– We know the signalling pathways and mechanisms involved, so our goal is to search for substances in the current drugs and drug candidates targeted at this particular mechanism, explains Paolo Ceppi.
If the cancer tumour can be confined to just that one location in the body where it occurred, a lot of human lives could be spared across all types of cancer.
To cut a long story short, cancer cells utilise a specific cell mechanism when they form metastases elsewhere in the body.
First, they have to transform themselves into cells that can survive in the blood streams while being transported around the body, after which they have to go through the exact opposite process in a new location to become a tumour cell again.
This mechanism is in fact not invented by the cancer cells. It is naturally present in our genes and is used in connection with embryonic development. But cancer cells have found a way to reactivate it and use it to be transported around the body for the purpose of forming metastases.
One of these mechanisms is called Epithelial–mesenchymal transition (EMT), but still no approved drug is targeted at EMT.
– The hope is that you can block EMT in cancer patients and thus prevent the development of metastases in connection with cancer.
– You cannot use a drug for EMT to remove the metastases once they have formed, but if the cancer tumour can be confined to just that one location in the body where it occurred, a lot of human lives could be spared across all types of cancer, says Paolo Ceppi.
20 possible drug candidates
In his research, Paolo Ceppi has specifically reviewed the medical literature to find drugs that block EMT without being approved as a treatment to prevent the formation of metastases.
Even more specifically, the researcher has looked for drugs that block the metabolic signalling pathways related to EMT.
Such drugs actually already exist, and in his research, Paolo Ceppi has found 20 molecules that, according to the researcher, could possibly be repurposed to prevent the development of metastases.
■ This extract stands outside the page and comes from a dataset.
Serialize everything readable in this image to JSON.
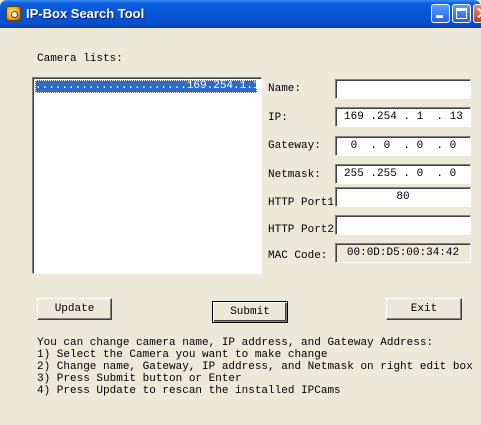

Among the drugs are several anti-cancer drugs, but also drugs for depression, autism, cardiovascular diseases and alcoholism.
– In our study, we have opened up a discussion on how to find drugs that are targeted EMT. There is already data in the literature, but we need to perform a systematic search and subsequently investigate whether these drugs can have the effect that we are looking for, says Paolo Ceppi.
Illustrations: Mikkel Larris, University of Southern Denmark.
Meet the researcher
Paolo Ceppi is an Associate Professor and Head of Research at Department of Biochemistry and Molecular Biology.